In this the sister and brother were involved in the battle regarding payment of estate taxes related to life insurance. Ms. Manley was appointed as executrix of her mother’s estate and is facing a tax bill of over $2 million. Her brother, Mr. Devazier, was the trustee of their mother’s trust and, as trustee of the trust, received life insurance proceeds as an asset of the trust.
Ms. Manley requested that Mr. Devazier disburse funds from the trust to pay the $2 million in estate taxes that will be due on the insurance—a request Mr. Devazier refused to honor. Ms. Manley brought suit in federal court to attempt to get her brother to, in her words, “do the right thing” and provide the funds to pay the estate taxes which are due in a few weeks.
The Court determined that Ms. Manley was asking the wrong party at this point. The Court notes that the Internal Revenue Code creates no claim for the estate until the taxes are paid. IRC §2206 provides:
Unless the decedent directs otherwise in his will, if any part of the gross estate on which tax has been paid consists of proceeds of policies of insurance on the life of the decedent receivable by a beneficiary other than the executor, the executor shall be entitled to recover from such beneficiary such portion of the total tax paid as the proceeds of such policies bear to the taxable estate.
Similar problems exist under similar recovery provisions in IRC §§2207 and 2207B.
Noting that all parties are residents of the state of Arkansas, the Court finds that it is not appropriate (at least until the tax is paid) for the federal courts to intervene. The Court held that:
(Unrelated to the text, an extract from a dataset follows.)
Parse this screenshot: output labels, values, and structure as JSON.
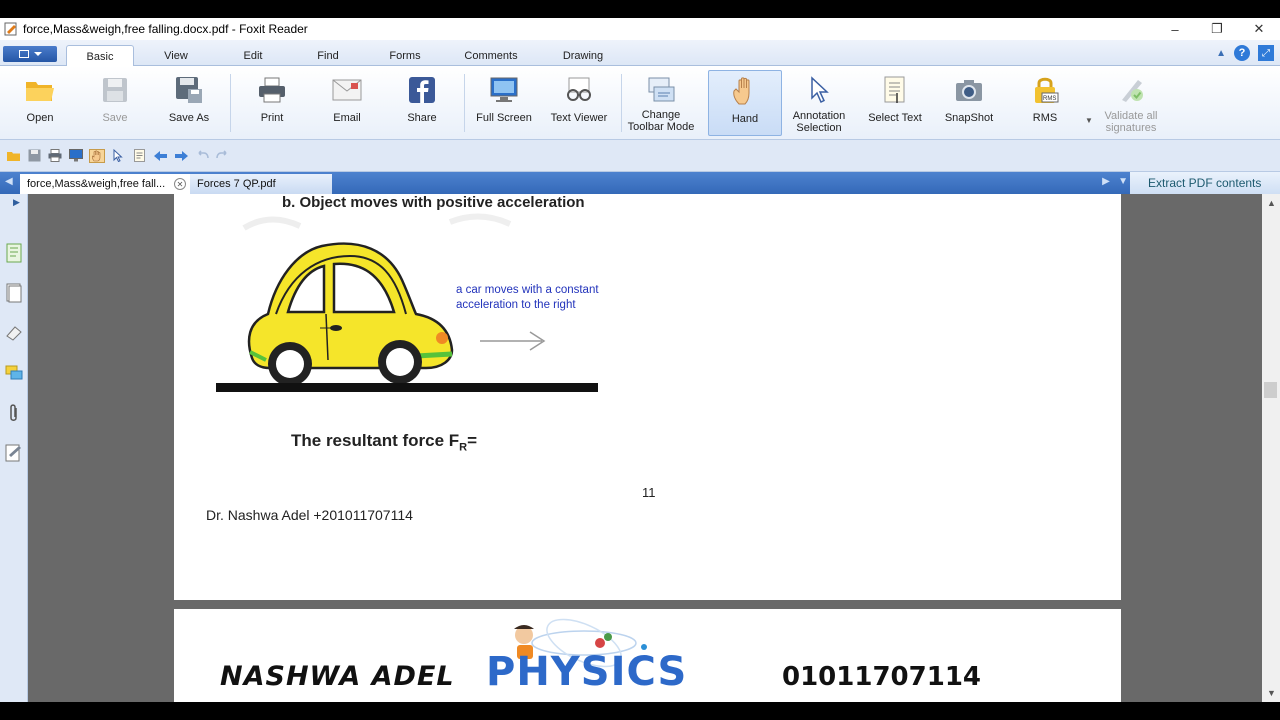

At bottom, Manley and DeVazier have fallen out about the proper administration of their mother's life insurance trust. Resolving that dispute in federal court, in the absence of diverse parties, would deprive Arkansas's courts of their properly preeminent role in this matter involving a fiduciary, a trust, and trust property.